From Philadelphia’s Art in the Age, who are making and distributing the Colonial-style “Root” liqueur:
ROOT traces its heritage all the way back to the 1700s when colonists were first introduced to the Root Tea that Native Americans would drink as an herbal remedy. Brewed from sassafras, sarsaparilla, wintergreen birch bark, and other roots and herbs, Root Tea was used to cure a variety of ailments. As colonial settlers passed the recipe down form generation to generation, the drink grew in potency and complexity. This was especially true in the Pennsylvania hinterlands where the ingredients naturally grew in abundance. These homemade, extra-strong Root Teas were a favorite in colonial homes and public houses all over the northeastern colonies.
The first time I saw MV + EE was at the Arthurdesh benefit at 3A.M., where those who had stayed til the end shuffled out of the room visibly stunned after their full-on raw psychedelic performance. If you’re in Fishtown this weekend, take the advice of Baby Huey and get mellow one more time… then go to Kung-fu Necktie, where Matt Valentine and Erika Elder will surely proceed to blow your lid.
Sunday, April 26th, 8PM Kung-fu Necktie
1248 North Front Street / Philadelphia, PA 19122
Philadelphian Will Schofield’s monumentally great A Journey Round My Skull blog (named for the first-person Hungarian account of early 20th century brain surgery) of “Unhealthy Book Fetishism” has long relished in the intensity of the gaze, a combination of fascination and repugnance which is almost psychedelic in its insistence.
His most recent posts have artfully combined lustfully sought-after images with utterly maniacal texts, so that the image here is given with with a longer section of this text called “The Process of Slow Digestion” by Mileton Barba.
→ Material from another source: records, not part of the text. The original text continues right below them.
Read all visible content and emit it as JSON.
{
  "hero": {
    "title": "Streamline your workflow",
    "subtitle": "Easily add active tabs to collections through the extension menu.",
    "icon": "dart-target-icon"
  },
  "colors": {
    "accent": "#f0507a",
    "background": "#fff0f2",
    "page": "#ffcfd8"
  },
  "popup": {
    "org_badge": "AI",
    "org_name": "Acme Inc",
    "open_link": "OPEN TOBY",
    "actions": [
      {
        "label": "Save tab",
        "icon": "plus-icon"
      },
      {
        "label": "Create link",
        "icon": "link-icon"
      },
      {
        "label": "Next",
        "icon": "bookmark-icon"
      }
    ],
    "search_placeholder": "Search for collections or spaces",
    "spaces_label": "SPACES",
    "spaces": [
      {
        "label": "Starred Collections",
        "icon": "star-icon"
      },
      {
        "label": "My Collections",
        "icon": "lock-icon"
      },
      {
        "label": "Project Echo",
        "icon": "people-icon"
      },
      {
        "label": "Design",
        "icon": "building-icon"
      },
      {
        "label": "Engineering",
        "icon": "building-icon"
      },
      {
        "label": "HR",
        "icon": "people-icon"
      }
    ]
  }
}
“Dr. Spasmodeus Smugglington shrank back, his skin shriveled and every hair on his body bristled, his nerves contracted, his guts drew taut, when he saw the little red eyes, brilliant as rubies, and the shiny, bifurcated tongue, its movements accelerated by excitement, darting, zig-zagging wildly in a bold, vertiginous arc”
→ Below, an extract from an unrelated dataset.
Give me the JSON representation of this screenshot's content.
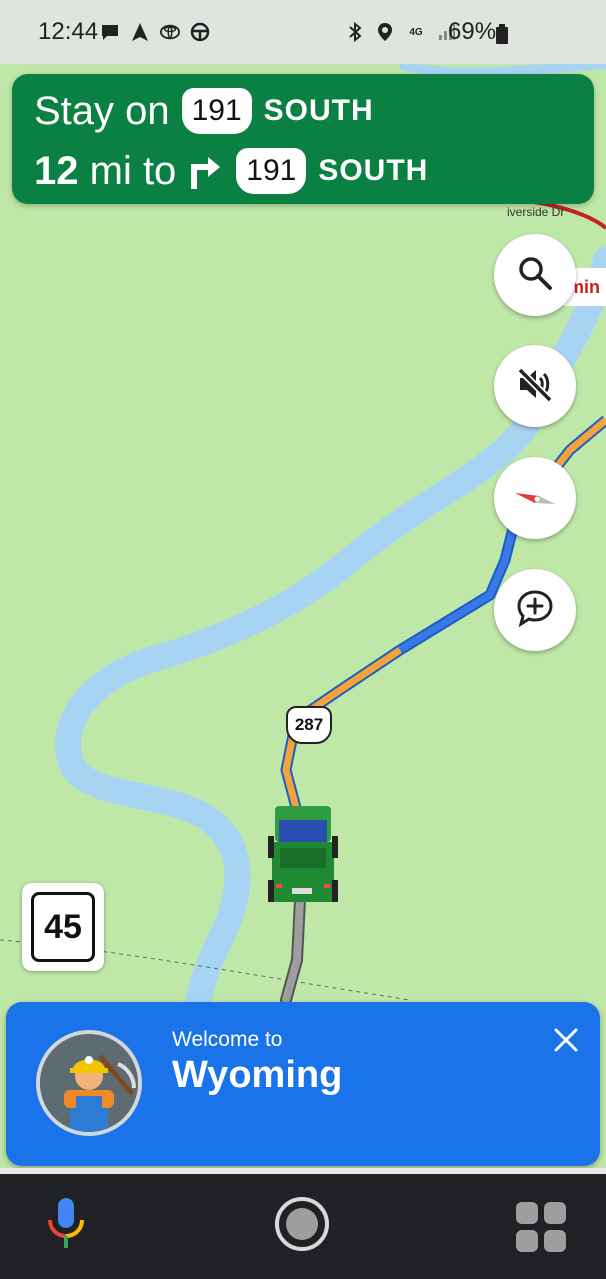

Dig through the archives and be jealous, amazed, confused and sickened in turns or simultaneously by Schofield’s research. But watch for whatever he does next.